* Given records *
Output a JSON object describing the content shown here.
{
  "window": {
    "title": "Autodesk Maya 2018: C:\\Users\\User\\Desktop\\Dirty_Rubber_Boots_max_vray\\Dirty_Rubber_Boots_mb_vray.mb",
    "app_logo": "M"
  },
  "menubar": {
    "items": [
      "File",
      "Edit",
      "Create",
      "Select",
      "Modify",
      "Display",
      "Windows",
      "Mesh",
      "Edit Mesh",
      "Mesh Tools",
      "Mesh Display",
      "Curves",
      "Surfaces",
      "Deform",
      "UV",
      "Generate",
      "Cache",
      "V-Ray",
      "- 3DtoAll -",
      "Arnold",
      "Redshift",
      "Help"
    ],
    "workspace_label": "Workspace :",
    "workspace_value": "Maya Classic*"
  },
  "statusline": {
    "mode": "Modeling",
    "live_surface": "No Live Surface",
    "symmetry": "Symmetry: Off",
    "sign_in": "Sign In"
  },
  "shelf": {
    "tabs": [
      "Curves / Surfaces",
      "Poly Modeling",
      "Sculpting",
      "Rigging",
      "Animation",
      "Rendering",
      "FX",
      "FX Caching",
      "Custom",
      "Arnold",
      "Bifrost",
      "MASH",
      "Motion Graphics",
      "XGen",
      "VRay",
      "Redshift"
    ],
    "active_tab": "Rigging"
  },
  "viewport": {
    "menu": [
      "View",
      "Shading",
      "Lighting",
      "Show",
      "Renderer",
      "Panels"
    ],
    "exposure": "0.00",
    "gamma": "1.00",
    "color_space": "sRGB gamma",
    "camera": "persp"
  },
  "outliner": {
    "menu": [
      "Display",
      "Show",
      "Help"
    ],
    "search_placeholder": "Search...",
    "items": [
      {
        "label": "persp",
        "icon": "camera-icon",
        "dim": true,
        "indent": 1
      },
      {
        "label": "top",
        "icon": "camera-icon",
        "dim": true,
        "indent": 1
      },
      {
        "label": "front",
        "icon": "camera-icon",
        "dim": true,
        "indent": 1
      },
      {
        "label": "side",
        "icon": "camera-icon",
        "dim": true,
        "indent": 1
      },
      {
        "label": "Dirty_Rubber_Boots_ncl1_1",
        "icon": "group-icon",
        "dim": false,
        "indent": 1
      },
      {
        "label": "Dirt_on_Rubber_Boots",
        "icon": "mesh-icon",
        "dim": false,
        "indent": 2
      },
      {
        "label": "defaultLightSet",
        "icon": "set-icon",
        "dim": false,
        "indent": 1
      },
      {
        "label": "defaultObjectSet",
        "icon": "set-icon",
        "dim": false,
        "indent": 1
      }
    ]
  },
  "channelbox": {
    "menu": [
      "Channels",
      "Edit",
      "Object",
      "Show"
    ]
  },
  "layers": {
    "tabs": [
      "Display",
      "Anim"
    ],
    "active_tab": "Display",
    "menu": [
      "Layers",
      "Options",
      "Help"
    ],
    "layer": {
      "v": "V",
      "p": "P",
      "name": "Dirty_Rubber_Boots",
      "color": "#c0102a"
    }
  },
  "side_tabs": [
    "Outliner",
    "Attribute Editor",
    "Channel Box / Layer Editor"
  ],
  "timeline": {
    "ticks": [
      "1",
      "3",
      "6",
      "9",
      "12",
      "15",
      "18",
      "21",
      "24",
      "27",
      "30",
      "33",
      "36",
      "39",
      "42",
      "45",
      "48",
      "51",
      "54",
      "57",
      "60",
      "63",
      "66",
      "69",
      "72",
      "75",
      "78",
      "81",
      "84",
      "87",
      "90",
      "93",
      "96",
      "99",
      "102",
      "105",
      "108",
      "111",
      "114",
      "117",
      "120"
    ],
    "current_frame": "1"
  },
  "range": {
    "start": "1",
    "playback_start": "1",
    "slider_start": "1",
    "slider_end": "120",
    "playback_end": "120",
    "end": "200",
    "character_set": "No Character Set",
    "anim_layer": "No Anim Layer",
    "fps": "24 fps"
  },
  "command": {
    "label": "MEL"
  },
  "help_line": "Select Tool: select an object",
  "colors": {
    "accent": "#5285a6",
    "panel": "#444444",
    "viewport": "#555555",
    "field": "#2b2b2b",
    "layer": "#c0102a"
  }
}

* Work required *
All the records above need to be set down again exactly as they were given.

* Completed task *
Output a JSON object describing the content shown here.
{
  "window": {
    "title": "Autodesk Maya 2018: C:\\Users\\User\\Desktop\\Dirty_Rubber_Boots_max_vray\\Dirty_Rubber_Boots_mb_vray.mb",
    "app_logo": "M"
  },
  "menubar": {
    "items": [
      "File",
      "Edit",
      "Create",
      "Select",
      "Modify",
      "Display",
      "Windows",
      "Mesh",
      "Edit Mesh",
      "Mesh Tools",
      "Mesh Display",
      "Curves",
      "Surfaces",
      "Deform",
      "UV",
      "Generate",
      "Cache",
      "V-Ray",
      "- 3DtoAll -",
      "Arnold",
      "Redshift",
      "Help"
    ],
    "workspace_label": "Workspace :",
    "workspace_value": "Maya Classic*"
  },
  "statusline": {
    "mode": "Modeling",
    "live_surface": "No Live Surface",
    "symmetry": "Symmetry: Off",
    "sign_in": "Sign In"
  },
  "shelf": {
    "tabs": [
      "Curves / Surfaces",
      "Poly Modeling",
      "Sculpting",
      "Rigging",
      "Animation",
      "Rendering",
      "FX",
      "FX Caching",
      "Custom",
      "Arnold",
      "Bifrost",
      "MASH",
      "Motion Graphics",
      "XGen",
      "VRay",
      "Redshift"
    ],
    "active_tab": "Rigging"
  },
  "viewport": {
    "menu": [
      "View",
      "Shading",
      "Lighting",
      "Show",
      "Renderer",
      "Panels"
    ],
    "exposure": "0.00",
    "gamma": "1.00",
    "color_space": "sRGB gamma",
    "camera": "persp"
  },
  "outliner": {
    "menu": [
      "Display",
      "Show",
      "Help"
    ],
    "search_placeholder": "Search...",
    "items": [
      {
        "label": "persp",
        "icon": "camera-icon",
        "dim": true,
        "indent": 1
      },
      {
        "label": "top",
        "icon": "camera-icon",
        "dim": true,
        "indent": 1
      },
      {
        "label": "front",
        "icon": "camera-icon",
        "dim": true,
        "indent": 1
      },
      {
        "label": "side",
        "icon": "camera-icon",
        "dim": true,
        "indent": 1
      },
      {
        "label": "Dirty_Rubber_Boots_ncl1_1",
        "icon": "group-icon",
        "dim": false,
        "indent": 1
      },
      {
        "label": "Dirt_on_Rubber_Boots",
        "icon": "mesh-icon",
        "dim": false,
        "indent": 2
      },
      {
        "label": "defaultLightSet",
        "icon": "set-icon",
        "dim": false,
        "indent": 1
      },
      {
        "label": "defaultObjectSet",
        "icon": "set-icon",
        "dim": false,
        "indent": 1
      }
    ]
  },
  "channelbox": {
    "menu": [
      "Channels",
      "Edit",
      "Object",
      "Show"
    ]
  },
  "layers": {
    "tabs": [
      "Display",
      "Anim"
    ],
    "active_tab": "Display",
    "menu": [
      "Layers",
      "Options",
      "Help"
    ],
    "layer": {
      "v": "V",
      "p": "P",
      "name": "Dirty_Rubber_Boots",
      "color": "#c0102a"
    }
  },
  "side_tabs": [
    "Outliner",
    "Attribute Editor",
    "Channel Box / Layer Editor"
  ],
  "timeline": {
    "ticks": [
      "1",
      "3",
      "6",
      "9",
      "12",
      "15",
      "18",
      "21",
      "24",
      "27",
      "30",
      "33",
      "36",
      "39",
      "42",
      "45",
      "48",
      "51",
      "54",
      "57",
      "60",
      "63",
      "66",
      "69",
      "72",
      "75",
      "78",
      "81",
      "84",
      "87",
      "90",
      "93",
      "96",
      "99",
      "102",
      "105",
      "108",
      "111",
      "114",
      "117",
      "120"
    ],
    "current_frame": "1"
  },
  "range": {
    "start": "1",
    "playback_start": "1",
    "slider_start": "1",
    "slider_end": "120",
    "playback_end": "120",
    "end": "200",
    "character_set": "No Character Set",
    "anim_layer": "No Anim Layer",
    "fps": "24 fps"
  },
  "command": {
    "label": "MEL"
  },
  "help_line": "Select Tool: select an object",
  "colors": {
    "accent": "#5285a6",
    "panel": "#444444",
    "viewport": "#555555",
    "field": "#2b2b2b",
    "layer": "#c0102a"
  }
}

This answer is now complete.